2. Minimize Red Meat Consumption (And Skip Processed Altogether)
According to AICR’s research, regularly eating high amounts of red meat and even small amounts of processed meat increases colon cancer risk; consuming processed meat increases the risk twice as much as consuming red meat. Their recommendation is to enjoy no more than 18 ounces of red meat per week. This means approximately five-six servings of lamb, pork, or beef every seven days (going meatless on Mondays should help make this easier to accomplish).
3. Go Heavy on the Garlic

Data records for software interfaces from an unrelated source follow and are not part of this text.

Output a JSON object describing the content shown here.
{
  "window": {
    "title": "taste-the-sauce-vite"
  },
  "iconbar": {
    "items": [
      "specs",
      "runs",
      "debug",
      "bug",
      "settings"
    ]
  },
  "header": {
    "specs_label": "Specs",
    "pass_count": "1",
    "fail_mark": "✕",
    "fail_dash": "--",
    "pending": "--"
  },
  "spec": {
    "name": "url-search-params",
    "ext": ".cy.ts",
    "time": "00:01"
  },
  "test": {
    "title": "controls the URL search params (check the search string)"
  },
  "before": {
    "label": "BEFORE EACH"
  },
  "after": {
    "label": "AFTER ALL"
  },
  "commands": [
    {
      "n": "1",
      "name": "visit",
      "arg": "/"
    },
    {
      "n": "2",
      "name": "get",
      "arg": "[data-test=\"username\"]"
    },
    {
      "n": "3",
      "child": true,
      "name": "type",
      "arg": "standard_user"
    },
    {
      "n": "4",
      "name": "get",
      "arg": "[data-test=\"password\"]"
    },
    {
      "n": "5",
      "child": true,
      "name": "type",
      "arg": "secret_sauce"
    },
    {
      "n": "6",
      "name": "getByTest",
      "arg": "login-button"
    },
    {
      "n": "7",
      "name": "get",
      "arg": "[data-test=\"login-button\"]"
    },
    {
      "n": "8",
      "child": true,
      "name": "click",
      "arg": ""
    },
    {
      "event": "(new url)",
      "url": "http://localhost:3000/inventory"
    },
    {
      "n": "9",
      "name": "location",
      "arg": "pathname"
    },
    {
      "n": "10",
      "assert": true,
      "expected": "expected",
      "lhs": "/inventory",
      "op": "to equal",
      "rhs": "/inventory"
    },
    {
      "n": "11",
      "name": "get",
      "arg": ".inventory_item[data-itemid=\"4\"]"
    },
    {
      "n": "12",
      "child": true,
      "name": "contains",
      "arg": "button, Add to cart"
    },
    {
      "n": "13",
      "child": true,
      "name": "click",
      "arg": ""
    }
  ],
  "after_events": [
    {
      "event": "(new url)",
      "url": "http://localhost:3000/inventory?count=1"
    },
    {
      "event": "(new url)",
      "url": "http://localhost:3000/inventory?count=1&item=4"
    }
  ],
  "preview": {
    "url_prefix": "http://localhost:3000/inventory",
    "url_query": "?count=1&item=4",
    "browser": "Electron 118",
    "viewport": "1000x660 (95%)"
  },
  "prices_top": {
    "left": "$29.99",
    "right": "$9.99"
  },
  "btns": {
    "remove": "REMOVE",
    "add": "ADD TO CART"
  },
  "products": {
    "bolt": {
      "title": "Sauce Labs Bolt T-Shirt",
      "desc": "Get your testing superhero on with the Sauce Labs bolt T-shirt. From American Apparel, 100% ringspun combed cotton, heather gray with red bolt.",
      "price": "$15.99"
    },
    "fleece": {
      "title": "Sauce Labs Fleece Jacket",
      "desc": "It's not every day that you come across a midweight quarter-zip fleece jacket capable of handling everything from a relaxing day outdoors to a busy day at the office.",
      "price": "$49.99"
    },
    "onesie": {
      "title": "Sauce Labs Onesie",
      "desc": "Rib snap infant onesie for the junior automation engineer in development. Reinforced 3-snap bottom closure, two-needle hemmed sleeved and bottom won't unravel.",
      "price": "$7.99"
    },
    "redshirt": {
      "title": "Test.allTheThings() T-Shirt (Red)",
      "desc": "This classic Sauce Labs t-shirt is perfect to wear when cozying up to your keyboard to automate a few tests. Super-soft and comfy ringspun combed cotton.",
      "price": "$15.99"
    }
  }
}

While the stinking rose, as garlic is known, might not be the best for your breath,when eaten regularly it can help reduce your risk for colorectal cancer. (I’ve written a love letter to garlic before–who doesn’t love an edible bulb that has been used as culinary medicine for centuries?) Use minced, pressed, or chopped garlic to boost the flavor of stir-fries and stews, or try it in my Garlicky Orzo or Roasted Chicken with Lemon and Garlic Juices.
4. Go Light on the Alcohol
While there is more proof that alcohol increases colorectal cancer risk in men than women, it’s recommended that both genders limit alcohol intake. Men should have no more than two standard drinks per day, women one. However, if your goal is to lose weight (see Step 1), you might want to consider drinking even less than that–alcohol is after all mostly empty calories.
5. Eat Good Fiber Every Day
Research has shown that for every 10 grams of fiber you eat each day, your risk of colon cancer is reduced by 10 percent. Some of my favorite fibrous foods that can also promote weight loss are: flax meal (add to smoothies or oats), steel cut oats, sprouted grain breads, berries, and apples. Cruciferous vegetables, such as broccoli, cauliflower, Brussels sprouts, and cabbage, are also high in fiber.
6. Be Active
Moderate exercise has shown to reduce the risk of colon cancer. If you can exercise outside, even better as this will also help reduce feelings of stress and anxiety. (Have you taken my Nature Quiz yet? Find out if you need more fresh-air time here.) Aim for 30 minutes of moderate exercise each day, but know that any increase in your daily activity is better than none.